As part of a national strategy to increase numbers, leaders asked students to consider "a life of service to God.''
By WAVENEY ANN MOORE
© St. Petersburg Times, published February 17, 2001
It was Career Day with a difference for hundreds of Catholic school students bused to Christ the King Parish in Tampa from surrounding counties this week.
Diocesan priests, men and women from religious orders and even the bishop showed up to promote their vocations and invite students to follow in their footsteps.
"It's an awesome life," Bishop Robert N. Lynch told about 700 uniform-clad sixth-graders Wednesday.
"There are a lot of professions, but today we're asking you to think of a life of service to God. I bet that 90 percent of you are thinking of doing something. All I ask, all I pray, is that you put into that list that you're thinking about serving God."
The bishop gave his talk on the first morning of a three-day campaign, said to be the first in the nation to specifically target 11-year-olds and 11th-graders. Organizers of the program based their strategy on studies showing that these groups of youngsters are at the stage of their lives when they are beginning to make -- or are making -- important choices.
The program, Focus 11 Vocation Days, dovetailed with a national strategy to combat the declining number of priests and religious sisters and brothers in the United States.
To that end, this week the Diocese of St. Petersburg offered students a not-too-serious, but focused, combination of pep rally, job fair and school outing.

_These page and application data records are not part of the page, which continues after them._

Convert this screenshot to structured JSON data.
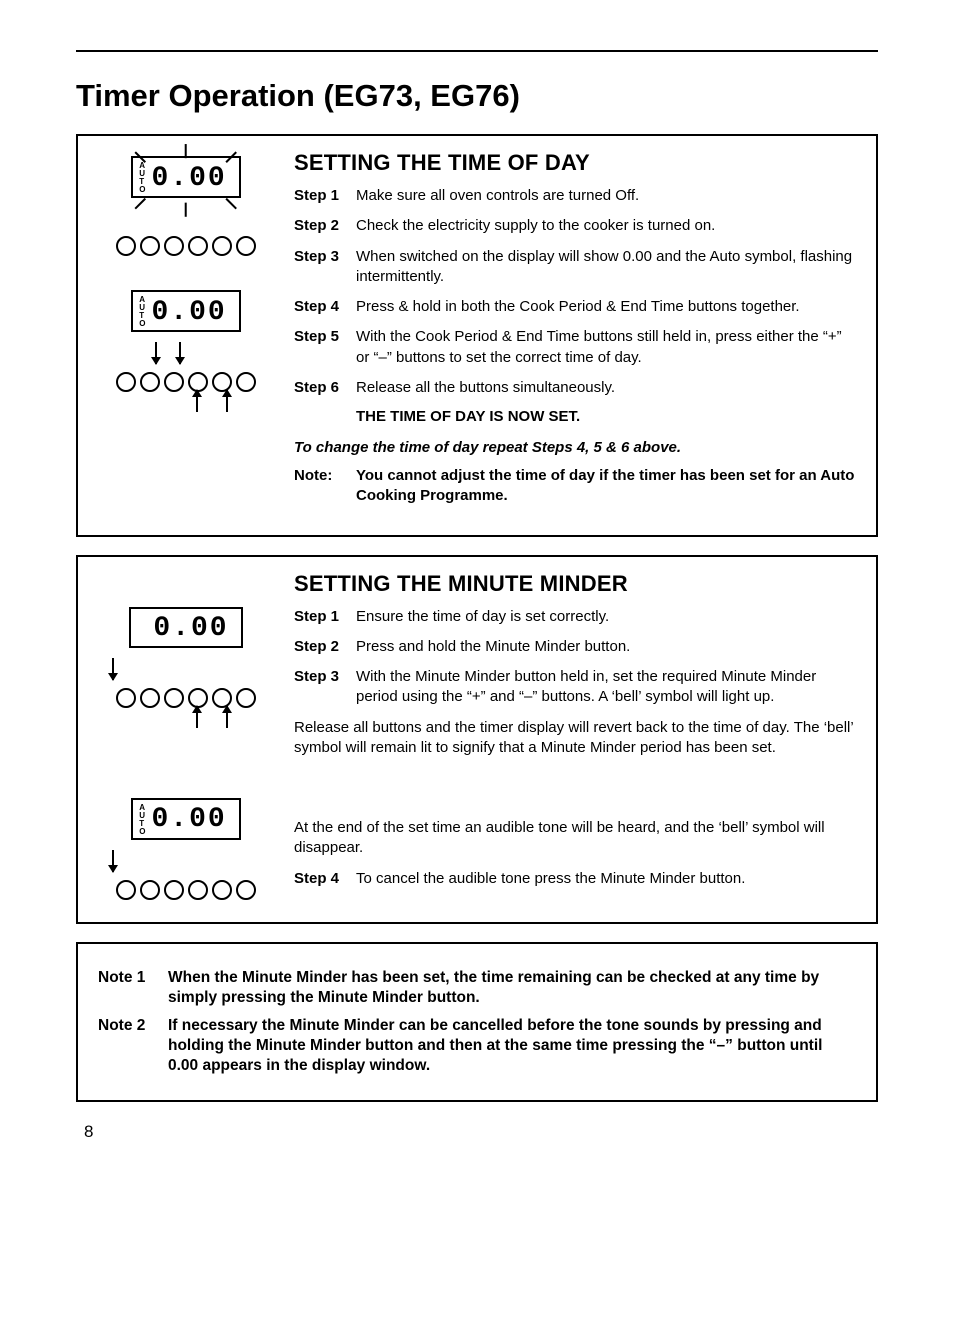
{
  "title": "Timer Operation (EG73, EG76)",
  "autoLabel": "AUTO",
  "display": "0.00",
  "section1": {
    "heading": "SETTING THE TIME OF DAY",
    "steps": [
      {
        "label": "Step 1",
        "text": "Make sure all oven controls are turned Off."
      },
      {
        "label": "Step 2",
        "text": "Check the electricity supply to the cooker is turned on."
      },
      {
        "label": "Step 3",
        "text": "When switched on the display will show 0.00 and the Auto symbol, flashing intermittently."
      },
      {
        "label": "Step 4",
        "text": "Press & hold in both the Cook Period & End Time buttons together."
      },
      {
        "label": "Step 5",
        "text": "With the Cook Period & End Time buttons still held in, press either the “+” or “–” buttons to set the correct time of day."
      },
      {
        "label": "Step 6",
        "text": "Release all the buttons simultaneously."
      }
    ],
    "setLine": "THE TIME OF DAY IS NOW SET.",
    "changeLine": "To change the time of day repeat Steps 4, 5 & 6 above.",
    "noteLabel": "Note:",
    "noteText": "You cannot adjust the time of day if the timer has been set for an Auto Cooking Programme."
  },
  "section2": {
    "heading": "SETTING THE MINUTE MINDER",
    "steps123": [
      {
        "label": "Step 1",
        "text": "Ensure the time of day is set correctly."
      },
      {
        "label": "Step 2",
        "text": "Press and hold the Minute Minder button."
      },
      {
        "label": "Step 3",
        "text": "With the Minute Minder button held in, set the required Minute Minder period using the “+” and “–” buttons. A ‘bell’ symbol will light up."
      }
    ],
    "para1": "Release all buttons and the timer display will revert back to the time of day. The ‘bell’ symbol will remain lit to signify that a Minute Minder period has been set.",
    "para2": "At the end of the set time an audible tone will be heard, and the ‘bell’ symbol will disappear.",
    "step4": {
      "label": "Step 4",
      "text": "To cancel the audible tone press the Minute Minder button."
    }
  },
  "notes": [
    {
      "label": "Note 1",
      "text": "When the Minute Minder has been set, the time remaining can be checked at any time by simply pressing the Minute Minder button."
    },
    {
      "label": "Note 2",
      "text": "If necessary the Minute Minder can be cancelled before the tone sounds by pressing and holding the Minute Minder button and then at the same time pressing the “–” button until 0.00 appears in the display window."
    }
  ],
  "pageNumber": "8"
}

"This is a special day to talk about following Jesus . . . as a priest, and for young ladies, as a religious sister," the Rev. David Toups of St. Frances Cabrini in Spring Hill told sixth-graders Wednesday.
The Rev. Jonathon Parks of the Salesians of Don Bosco traveled from New Orleans to participate in the event, which included rousing religious songs, a roll call, speeches and a skit created by St. Petersburg Catholic High School students.
Had it not been for a nudge from a priest at his parochial school, Parks told the large crowd, he probably would not have considered becoming a priest.
"What I want you to know is that you are being asked," said Parks, who is his order's vocations director.
"We are not trying to convince them to become priests," said Leonard Plazewski, director of the diocesan vocations office, during an interview the previous day. "We're just saying to be open to what God wants, and we'll give you the tools."
Among those participating in Wednesday's program were Pat Hosack's 27 sixth-graders from Holy Family Catholic School.
Kelly Jordan had been looking forward to the outing.
"I wanted to learn about being a priest," she said.
"Kelly, you can't be a priest," interrupted her friend Tiffani Botts.
" . . . and a sister," Kelly added quickly.
Christina Fontaness, an aspiring lawyer standing nearby with Jenna Kesneck, who wants to be a dancer, said, "I wanted to hear why priests become priests."
If nothing else, the day might have assuaged some of the natural curiousity of the 11- and 12-year-olds. During panel discussions, they heard the personal stories of how some priests and members of religious orders decided to pursue a religious life. In turn, the children asked about their inability to marry, the definition of chastity and even about their clothes.
The students also had the opportunity to speak with members of 21 religious communities -- all represented in the Tampa Bay area -- at tables set up in the parish hall. Colorful literature, rosaries and pencils were available, with candy, a scavenger hunt and prizes thrown in for good measure.
The event, attended by 1,900 students from 34 Catholic schools, was conceived about 51/2 years ago, said Sister Phyllis Shaughnessy, the diocese's assistant vocations director for religious communities.
"We started physically planning it a year and a half ago. It was like planning a convention," said Shaughnessy, who is based at Espiritu Santo Catholic Church in Safety Harbor.
A survey of active young adult Catholics revealed that recruitment efforts are being made too late, said Shaughnessy, a Sister of St. Clare. A national church study indicated that important choices, however tentative, are being made by sixth- and 11th-graders, she said.
"We need to help children and their families to talk about vocations and realize that it is a viable option," she said.
Two St. Petersburg Catholic High School 12th-graders say support from their parents is key as they decide whether to enter the priesthood.
"It's something I'm considering," said Matt Sullivan, a 17-year-old only child who plans to start at Florida State University in September.
His friend, Copley Gerdes, 17, who has been accepted at Belmont Abbey in North Carolina, said: "Right now, if I decide to go into the seminary and begin on the road to priesthood, I would go into the Salesians. . . . Right now, nothing is definite."
In any event, diocesan officials are pleased with the results of their recent efforts. Twenty men are studying to be priests with the St. Petersburg diocese, Plazewski said.
"Last year there were 11. There were six before that," he said. "We will probably notice an increase for next year."
The diocese, which will have one ordination in May, at present counts 352 diocesan and religious priests, a number that includes retirees. It also counts 46 brothers and 358 sisters.
"The future of the church," said Bishop Lynch, "depends on getting more priests, brothers and sisters."